When compared with the average monthly new-car loan payment, lease deals are still relatively tempting. According to the consumer-credit experts at Experian, in the first 3 months of 2016, the average monthly payment on a new-car lease — $406 — was still $97 per month less than $503, the average loan payment.
Simply stated: On average, leasing continues to take a smaller bite out of family monthly budgets than a new-car loan does. We don’t believe leasing makes the best long-term financial sense for most people, but if your main concern is getting into a new car with as low a monthly payment as possible, a 36-month lease will beat a 36-month car loan every time. In fact, the average monthly payments listed above are based on the average lease term of 36 months versus the average car-loan term of 68 months.
By Experian’s accounting, the average monthly payment on new-car loans increased by $15 from the first quarter of 2015 to the first quarter of 2016, while the average lease payment jumped by just $1. A big shift upward in used-car inventories, however, could force an increase in lease payments during the remainder of 2016.
Determining Leasing Payments
Leasing is a form of renting. When you lease a car, you’re basically financing only the value that the vehicle will lose (or, depreciation) during the lease contract. If you lease a car for 3 years and it’s expected to depreciate $7,000 during that period, your 36 monthly payments will be based on that $7,000, plus interest and whatever fees are also involved. Depreciation is closely tied to used-car prices. As used-car prices increase, new cars will depreciate less; falling used-car prices increase the estimated depreciation of new cars.
Why Used-Car Inventories Are Increasing
When the economy took a dive in 2008, new-car sales plummeted, and leasing all but disappeared. Trade-ins and vehicles coming off lease are the source for nearly all used cars. As new-car sales decreased, so did the inventory of used cars. Add to this the government’s Car Allowance Rebate System (better known as “cash for clunkers”) program that removed another estimated 690,000 used cars from inventory, and used-car availability was bound to shrink.

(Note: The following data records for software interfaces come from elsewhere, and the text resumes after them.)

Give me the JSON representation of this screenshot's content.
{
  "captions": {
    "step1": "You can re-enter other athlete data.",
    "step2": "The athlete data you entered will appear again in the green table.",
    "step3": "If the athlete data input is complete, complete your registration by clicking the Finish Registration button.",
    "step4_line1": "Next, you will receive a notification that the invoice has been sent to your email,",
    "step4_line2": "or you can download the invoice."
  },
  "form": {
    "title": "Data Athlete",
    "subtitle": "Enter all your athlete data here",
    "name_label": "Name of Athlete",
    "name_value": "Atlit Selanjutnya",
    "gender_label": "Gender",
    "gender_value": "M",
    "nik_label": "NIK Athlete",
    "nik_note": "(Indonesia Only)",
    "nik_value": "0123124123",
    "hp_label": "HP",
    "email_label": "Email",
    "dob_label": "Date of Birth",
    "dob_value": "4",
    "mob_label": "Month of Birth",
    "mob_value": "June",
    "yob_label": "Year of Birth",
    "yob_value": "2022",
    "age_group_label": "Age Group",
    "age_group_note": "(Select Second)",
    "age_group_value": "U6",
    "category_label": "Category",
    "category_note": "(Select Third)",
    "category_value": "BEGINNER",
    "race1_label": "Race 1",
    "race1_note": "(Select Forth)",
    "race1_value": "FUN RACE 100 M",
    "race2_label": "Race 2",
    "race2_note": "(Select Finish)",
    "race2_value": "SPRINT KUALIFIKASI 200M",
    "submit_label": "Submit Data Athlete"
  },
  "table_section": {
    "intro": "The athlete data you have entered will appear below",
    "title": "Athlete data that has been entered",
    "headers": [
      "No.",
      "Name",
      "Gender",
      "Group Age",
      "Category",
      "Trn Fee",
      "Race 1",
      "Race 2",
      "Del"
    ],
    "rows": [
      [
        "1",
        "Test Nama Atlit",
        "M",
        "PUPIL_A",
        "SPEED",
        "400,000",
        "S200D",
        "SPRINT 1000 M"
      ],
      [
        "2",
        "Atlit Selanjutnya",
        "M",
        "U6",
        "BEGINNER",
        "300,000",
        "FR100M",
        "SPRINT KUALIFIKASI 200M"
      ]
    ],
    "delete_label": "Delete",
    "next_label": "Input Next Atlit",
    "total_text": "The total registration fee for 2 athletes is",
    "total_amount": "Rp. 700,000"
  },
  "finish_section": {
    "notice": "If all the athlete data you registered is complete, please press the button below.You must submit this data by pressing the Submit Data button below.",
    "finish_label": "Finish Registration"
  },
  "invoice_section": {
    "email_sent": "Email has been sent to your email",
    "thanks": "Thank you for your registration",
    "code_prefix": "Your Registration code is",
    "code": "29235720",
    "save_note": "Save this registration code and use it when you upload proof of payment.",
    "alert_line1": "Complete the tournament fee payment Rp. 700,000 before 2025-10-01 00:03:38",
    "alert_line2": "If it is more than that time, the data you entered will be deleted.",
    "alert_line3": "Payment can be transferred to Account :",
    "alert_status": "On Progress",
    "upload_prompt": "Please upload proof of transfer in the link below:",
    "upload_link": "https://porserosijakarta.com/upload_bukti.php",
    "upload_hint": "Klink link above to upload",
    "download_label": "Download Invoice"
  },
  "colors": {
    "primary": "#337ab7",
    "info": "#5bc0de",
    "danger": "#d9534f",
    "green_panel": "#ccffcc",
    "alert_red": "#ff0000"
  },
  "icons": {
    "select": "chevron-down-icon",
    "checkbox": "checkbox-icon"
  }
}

According to the experts at NADA Used Car Guide, the impact of the recession reduced the supply of used cars by 20 million units. During recent years, however, new-car sales have not just returned to pre-2008 levels, but actually exceeded them. Leasing has also bounced back from just over 13 percent of new-car sales during the depths of the recession to nearly 32 percent in 2016.
The first big batch of vehicles coming off 36-month lease contracts since the recession is flooding the used-car market this year. These, in addition to all the trade-ins resulting from the huge new-car sales volume the past couple of years, have used-car lots crammed with cars.
Why Used-Car Inventories Matter
Supply and demand drive a free market economy. When there is more demand than supply, prices go up; when there is more supply than demand, prices go down. More supply means lower average used-car prices. If there are more 3-year-old Toyota Camrys this year than there were 3-year-old Camrys last year while the demand for 3-year-old Camrys remains the same, they will fetch less this year than last.
The Bottom Line
NADA expects new-car sales to remain strong through the remainder of the year. This will keep the flow of trade-ins coming. Combined with the flood of off-lease cars, this will cause used-car prices to decrease between 5 percent and 6 percent in 2016. Such a decrease will have a ripple effect of increasing the predicted depreciation of new cars by about 3.5 percent. This increase in depreciation will be reflected in higher monthly payments for leases.
What it means to you: Lease deals will be more difficult to find. If you’re going to lease a car, do it sooner rather than later.